Copy the listing below exactly, but skip the pictures.

-=-=-

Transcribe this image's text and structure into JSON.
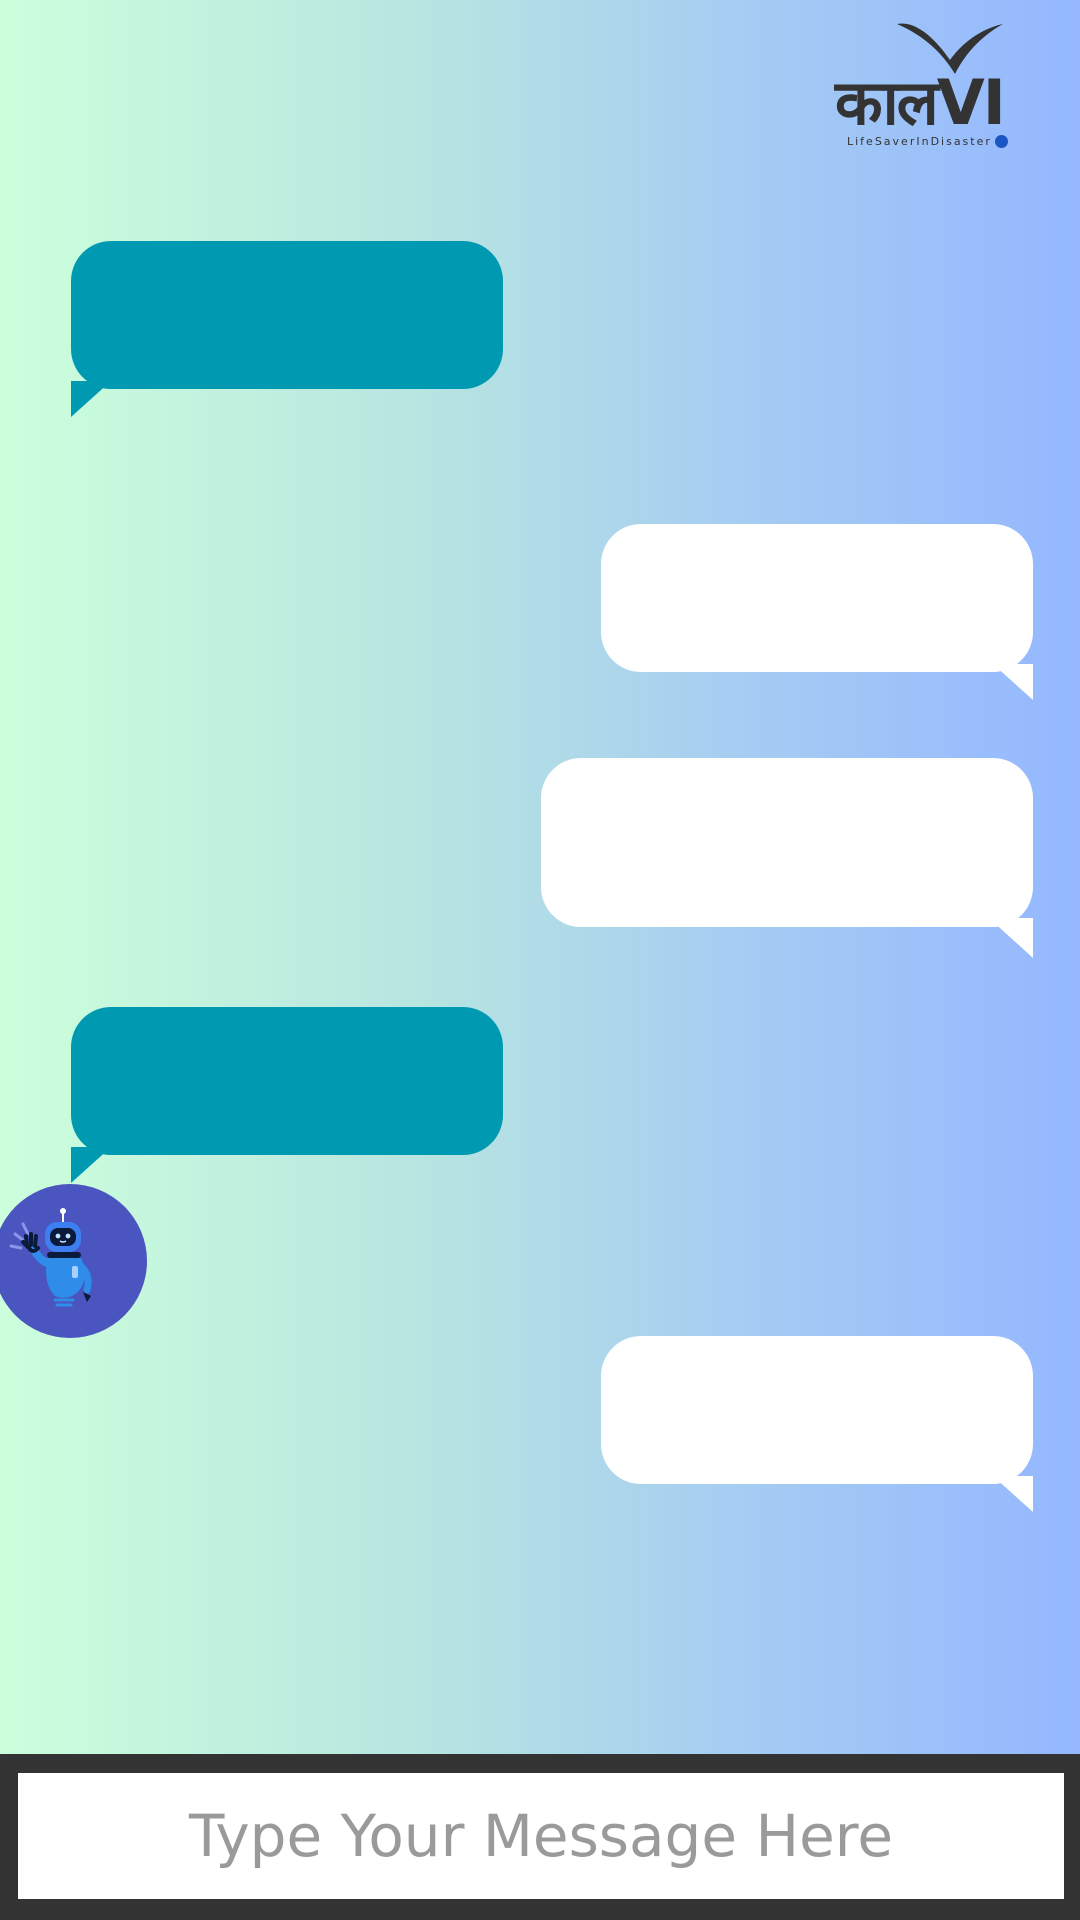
{
  "app": {
    "logo": {
      "wordmark": "कालVI",
      "tagline": "LifeSaverInDisaster",
      "dot_color": "#1a56c4",
      "ink_color": "#333333",
      "bird_icon": "bird-icon"
    }
  },
  "colors": {
    "background_left": "#ccffdc",
    "background_right": "#94b7ff",
    "bot_bubble": "#0099b2",
    "user_bubble": "#ffffff",
    "avatar_bg": "#4a55bf",
    "input_bar": "#333333"
  },
  "messages": [
    {
      "sender": "bot",
      "text": ""
    },
    {
      "sender": "user",
      "text": ""
    },
    {
      "sender": "user",
      "text": ""
    },
    {
      "sender": "bot",
      "text": ""
    },
    {
      "sender": "user",
      "text": ""
    }
  ],
  "avatar": {
    "icon": "robot-waving-icon"
  },
  "composer": {
    "placeholder": "Type Your Message Here",
    "value": ""
  }
}
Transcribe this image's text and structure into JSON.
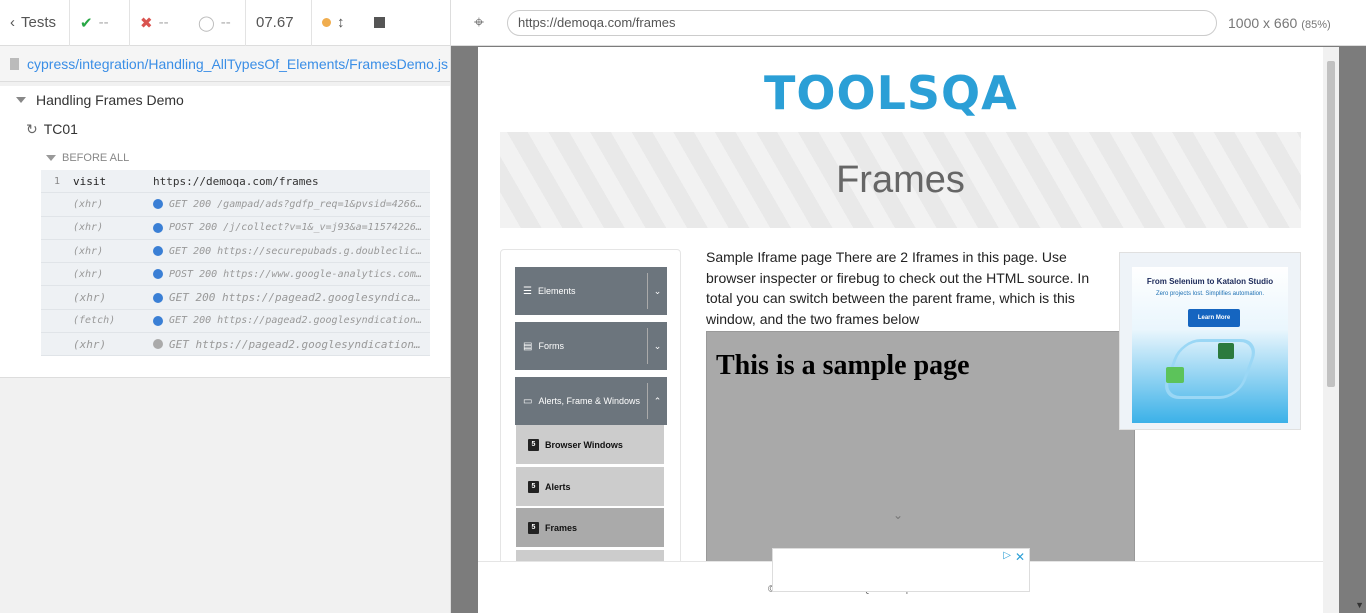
{
  "reporter": {
    "back_label": "Tests",
    "passed": "--",
    "failed": "--",
    "pending": "--",
    "duration": "07.67",
    "spec_path": "cypress/integration/Handling_AllTypesOf_Elements/FramesDemo.js",
    "suite_title": "Handling Frames Demo",
    "test_title": "TC01",
    "hook_label": "BEFORE ALL",
    "commands": [
      {
        "num": "1",
        "name": "visit",
        "message": "https://demoqa.com/frames",
        "dot": "",
        "style": "plain"
      },
      {
        "num": "",
        "name": "(xhr)",
        "message": "GET 200 /gampad/ads?gdfp_req=1&pvsid=4266405…",
        "dot": "blue",
        "style": "small"
      },
      {
        "num": "",
        "name": "(xhr)",
        "message": "POST 200 /j/collect?v=1&_v=j93&a=1157422624&…",
        "dot": "blue",
        "style": "small"
      },
      {
        "num": "",
        "name": "(xhr)",
        "message": "GET 200 https://securepubads.g.doubleclick.n…",
        "dot": "blue",
        "style": "small"
      },
      {
        "num": "",
        "name": "(xhr)",
        "message": "POST 200 https://www.google-analytics.com/j/…",
        "dot": "blue",
        "style": "small"
      },
      {
        "num": "",
        "name": "(xhr)",
        "message": "GET 200 https://pagead2.googlesyndica…",
        "dot": "blue",
        "style": "big"
      },
      {
        "num": "",
        "name": "(fetch)",
        "message": "GET 200 https://pagead2.googlesyndication.co…",
        "dot": "blue",
        "style": "small"
      },
      {
        "num": "",
        "name": "(xhr)",
        "message": "GET https://pagead2.googlesyndication…",
        "dot": "grey",
        "style": "big"
      }
    ]
  },
  "aut": {
    "url": "https://demoqa.com/frames",
    "viewport_size": "1000 x 660",
    "viewport_scale": "(85%)",
    "logo_text": "TOOLSQA",
    "page_title": "Frames",
    "menu": {
      "groups": [
        {
          "label": "Elements",
          "arrow": "⌄"
        },
        {
          "label": "Forms",
          "arrow": "⌄"
        },
        {
          "label": "Alerts, Frame & Windows",
          "arrow": "⌃"
        }
      ],
      "subitems": [
        {
          "label": "Browser Windows"
        },
        {
          "label": "Alerts"
        },
        {
          "label": "Frames"
        }
      ]
    },
    "description": "Sample Iframe page There are 2 Iframes in this page. Use browser inspecter or firebug to check out the HTML source. In total you can switch between the parent frame, which is this window, and the two frames below",
    "iframe_heading": "This is a sample page",
    "ad": {
      "headline": "From Selenium to Katalon Studio",
      "subline": "Zero projects lost. Simplifies automation.",
      "button": "Learn More"
    },
    "footer_text": "© 2013-2020 TOOLSQA.COM | ALL RIGHTS RESERVED."
  },
  "colors": {
    "accent": "#3a8ee6",
    "pass": "#28a745",
    "fail": "#d9534f",
    "running": "#f0ad4e",
    "menu_group": "#6c757d"
  }
}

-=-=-

▶ _EXERCISE RESPONSE_
Transcribe this image's text and structure into JSON.
{
  "app": {
    "logo": {
      "wordmark": "कालVI",
      "tagline": "LifeSaverInDisaster",
      "dot_color": "#1a56c4",
      "ink_color": "#333333",
      "bird_icon": "bird-icon"
    }
  },
  "colors": {
    "background_left": "#ccffdc",
    "background_right": "#94b7ff",
    "bot_bubble": "#0099b2",
    "user_bubble": "#ffffff",
    "avatar_bg": "#4a55bf",
    "input_bar": "#333333"
  },
  "messages": [
    {
      "sender": "bot",
      "text": ""
    },
    {
      "sender": "user",
      "text": ""
    },
    {
      "sender": "user",
      "text": ""
    },
    {
      "sender": "bot",
      "text": ""
    },
    {
      "sender": "user",
      "text": ""
    }
  ],
  "avatar": {
    "icon": "robot-waving-icon"
  },
  "composer": {
    "placeholder": "Type Your Message Here",
    "value": ""
  }
}
Transcribe this image's text and structure into JSON.
{
  "reporter": {
    "back_label": "Tests",
    "passed": "--",
    "failed": "--",
    "pending": "--",
    "duration": "07.67",
    "spec_path": "cypress/integration/Handling_AllTypesOf_Elements/FramesDemo.js",
    "suite_title": "Handling Frames Demo",
    "test_title": "TC01",
    "hook_label": "BEFORE ALL",
    "commands": [
      {
        "num": "1",
        "name": "visit",
        "message": "https://demoqa.com/frames",
        "dot": "",
        "style": "plain"
      },
      {
        "num": "",
        "name": "(xhr)",
        "message": "GET 200 /gampad/ads?gdfp_req=1&pvsid=4266405…",
        "dot": "blue",
        "style": "small"
      },
      {
        "num": "",
        "name": "(xhr)",
        "message": "POST 200 /j/collect?v=1&_v=j93&a=1157422624&…",
        "dot": "blue",
        "style": "small"
      },
      {
        "num": "",
        "name": "(xhr)",
        "message": "GET 200 https://securepubads.g.doubleclick.n…",
        "dot": "blue",
        "style": "small"
      },
      {
        "num": "",
        "name": "(xhr)",
        "message": "POST 200 https://www.google-analytics.com/j/…",
        "dot": "blue",
        "style": "small"
      },
      {
        "num": "",
        "name": "(xhr)",
        "message": "GET 200 https://pagead2.googlesyndica…",
        "dot": "blue",
        "style": "big"
      },
      {
        "num": "",
        "name": "(fetch)",
        "message": "GET 200 https://pagead2.googlesyndication.co…",
        "dot": "blue",
        "style": "small"
      },
      {
        "num": "",
        "name": "(xhr)",
        "message": "GET https://pagead2.googlesyndication…",
        "dot": "grey",
        "style": "big"
      }
    ]
  },
  "aut": {
    "url": "https://demoqa.com/frames",
    "viewport_size": "1000 x 660",
    "viewport_scale": "(85%)",
    "logo_text": "TOOLSQA",
    "page_title": "Frames",
    "menu": {
      "groups": [
        {
          "label": "Elements",
          "arrow": "⌄"
        },
        {
          "label": "Forms",
          "arrow": "⌄"
        },
        {
          "label": "Alerts, Frame & Windows",
          "arrow": "⌃"
        }
      ],
      "subitems": [
        {
          "label": "Browser Windows"
        },
        {
          "label": "Alerts"
        },
        {
          "label": "Frames"
        }
      ]
    },
    "description": "Sample Iframe page There are 2 Iframes in this page. Use browser inspecter or firebug to check out the HTML source. In total you can switch between the parent frame, which is this window, and the two frames below",
    "iframe_heading": "This is a sample page",
    "ad": {
      "headline": "From Selenium to Katalon Studio",
      "subline": "Zero projects lost. Simplifies automation.",
      "button": "Learn More"
    },
    "footer_text": "© 2013-2020 TOOLSQA.COM | ALL RIGHTS RESERVED."
  },
  "colors": {
    "accent": "#3a8ee6",
    "pass": "#28a745",
    "fail": "#d9534f",
    "running": "#f0ad4e",
    "menu_group": "#6c757d"
  }
}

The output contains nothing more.